On average a single-result query shouldn't be longer than 0.015 seconds. One week after launch, we already hit 50,000 searches. Out of those only around 140 had queries that took longer than 0.5 seconds. Out of those less than 20 used more than 2 seconds. All of this makes us the single fastest database lookup to ever have existed.
On average we output around 200 results per query in an average 0.05 seconds. We also get thousands of more results for keywords like "mike", "molly", "username" and passwords like "password" than any of our alternatives. We will go out of our way to not stuff our row count, but instead get you the best quality databases on the market.
Because this industry is plagued with hacked-together services made by children, we have decided this needs to change. As a result we work with some of the best developers we can get our hands on to make sure our site is secure, fast and has minimal downtime. This should be reflected on both our website and API.

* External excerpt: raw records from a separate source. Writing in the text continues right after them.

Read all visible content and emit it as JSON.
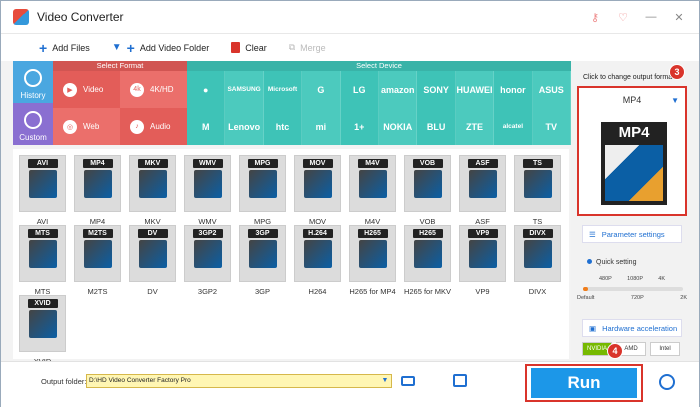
{
  "app": {
    "title": "Video Converter"
  },
  "titlebar": {
    "buttons": [
      "⚷",
      "♡",
      "—",
      "✕"
    ]
  },
  "toolbar": {
    "add_files": "Add Files",
    "add_video_folder": "Add Video Folder",
    "clear": "Clear",
    "merge": "Merge"
  },
  "left_tabs": {
    "history": "History",
    "custom": "Custom"
  },
  "select_format": {
    "header": "Select Format",
    "items": [
      "Video",
      "4K/HD",
      "Web",
      "Audio"
    ]
  },
  "select_device": {
    "header": "Select Device",
    "items": [
      "",
      "SAMSUNG",
      "Microsoft",
      "G",
      "LG",
      "amazon",
      "SONY",
      "HUAWEI",
      "honor",
      "ASUS",
      "M",
      "Lenovo",
      "htc",
      "mi",
      "1+",
      "NOKIA",
      "BLU",
      "ZTE",
      "alcatel",
      "TV"
    ]
  },
  "files": [
    {
      "badge": "AVI",
      "label": "AVI"
    },
    {
      "badge": "MP4",
      "label": "MP4"
    },
    {
      "badge": "MKV",
      "label": "MKV"
    },
    {
      "badge": "WMV",
      "label": "WMV"
    },
    {
      "badge": "MPG",
      "label": "MPG"
    },
    {
      "badge": "MOV",
      "label": "MOV"
    },
    {
      "badge": "M4V",
      "label": "M4V"
    },
    {
      "badge": "VOB",
      "label": "VOB"
    },
    {
      "badge": "ASF",
      "label": "ASF"
    },
    {
      "badge": "TS",
      "label": "TS"
    },
    {
      "badge": "MTS",
      "label": "MTS"
    },
    {
      "badge": "M2TS",
      "label": "M2TS"
    },
    {
      "badge": "DV",
      "label": "DV"
    },
    {
      "badge": "3GP2",
      "label": "3GP2"
    },
    {
      "badge": "3GP",
      "label": "3GP"
    },
    {
      "badge": "H.264",
      "label": "H264"
    },
    {
      "badge": "H265",
      "label": "H265 for MP4"
    },
    {
      "badge": "H265",
      "label": "H265 for MKV"
    },
    {
      "badge": "VP9",
      "label": "VP9"
    },
    {
      "badge": "DIVX",
      "label": "DIVX"
    },
    {
      "badge": "XVID",
      "label": "XVID"
    }
  ],
  "output": {
    "hint": "Click to change output format:",
    "format": "MP4",
    "image_label": "MP4",
    "badge_num": "3"
  },
  "settings": {
    "parameter_settings": "Parameter settings",
    "quick_setting": "Quick setting",
    "quick_top": [
      "480P",
      "1080P",
      "4K"
    ],
    "quick_bottom": [
      "Default",
      "720P",
      "2K"
    ],
    "quick_level": 0.05,
    "hardware_acceleration": "Hardware acceleration",
    "hw_chips": [
      "NVIDIA",
      "AMD",
      "Intel"
    ]
  },
  "bottom": {
    "output_folder_label": "Output folder:",
    "output_folder_value": "D:\\HD Video Converter Factory Pro",
    "run": "Run",
    "badge_num": "4"
  }
}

The last thing we want is our customers to be confused. This is why we bring in focus-groups that visit our site, and have to go through the process of purchasing, searching and asking support questions. We had a number of people review our site so we could improve our overall user experience (UX), and then we had different people visit our competitors sites, and report back the positive and negatives of their over-all UX. This has helped us make the easiest to use search engine on the market.

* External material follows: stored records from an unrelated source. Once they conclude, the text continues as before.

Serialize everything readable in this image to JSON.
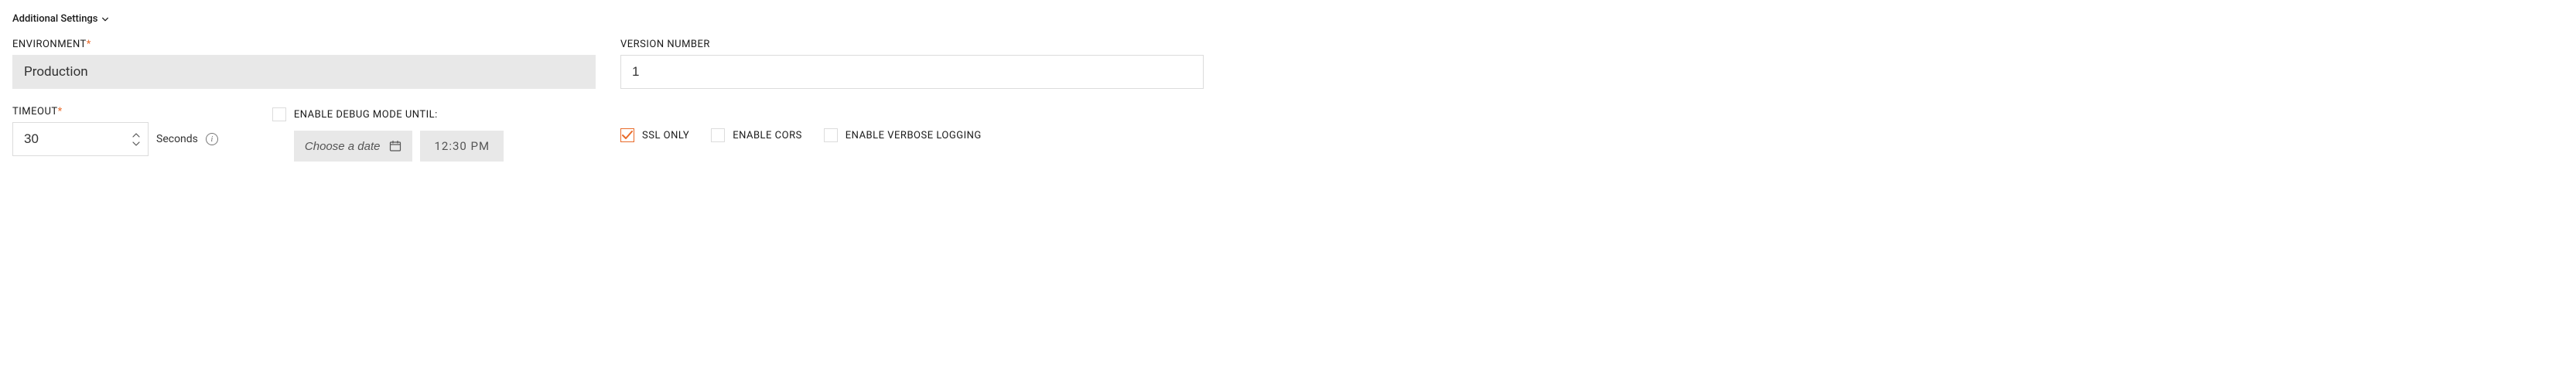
{
  "section": {
    "title": "Additional Settings"
  },
  "environment": {
    "label": "ENVIRONMENT",
    "required": "*",
    "value": "Production"
  },
  "versionNumber": {
    "label": "VERSION NUMBER",
    "value": "1"
  },
  "timeout": {
    "label": "TIMEOUT",
    "required": "*",
    "value": "30",
    "unit": "Seconds"
  },
  "debugMode": {
    "checkboxLabel": "ENABLE DEBUG MODE UNTIL:",
    "datePlaceholder": "Choose a date",
    "time": "12:30 PM"
  },
  "options": {
    "sslOnly": {
      "label": "SSL ONLY",
      "checked": true
    },
    "enableCors": {
      "label": "ENABLE CORS",
      "checked": false
    },
    "enableVerboseLogging": {
      "label": "ENABLE VERBOSE LOGGING",
      "checked": false
    }
  }
}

Snusbase indexes information from websites that have been hacked. We allow our users to search for emails, usernames, ip address or even passwords so they can find out if their information has been leaked. After a search we display all available information from that hacked site. If a database has a users full name, email, password, rank, address, etc. we make all that information available to the user so they can stay safe and keep their information out of the hands of hackers and cyber criminals.

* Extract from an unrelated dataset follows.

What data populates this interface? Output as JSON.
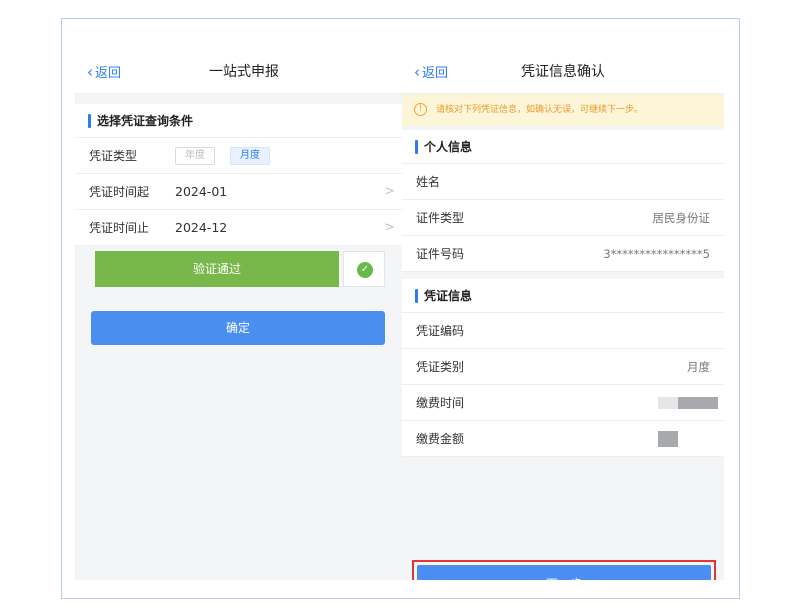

In exchange for time on the site security researchers often give us access to these hacked databases and that way we're allowed access to some of the most private databases on the market while remaining neutral and most importantly legal. We do sometimes however depending on the severity or when both parties agree for a exclusivity period, offer cash rewards in exchange for databases.
Once a site has been hacked and the database is in the hands of a number of individuals not related to the hack it is considered public information. As researchers we are allowed to distribute and allow users to search for their information, according to a number of supreme court rulings. We recommend you check the laws in your jurisdiction, but as a rule-of-thumb this site is legal in most western countries.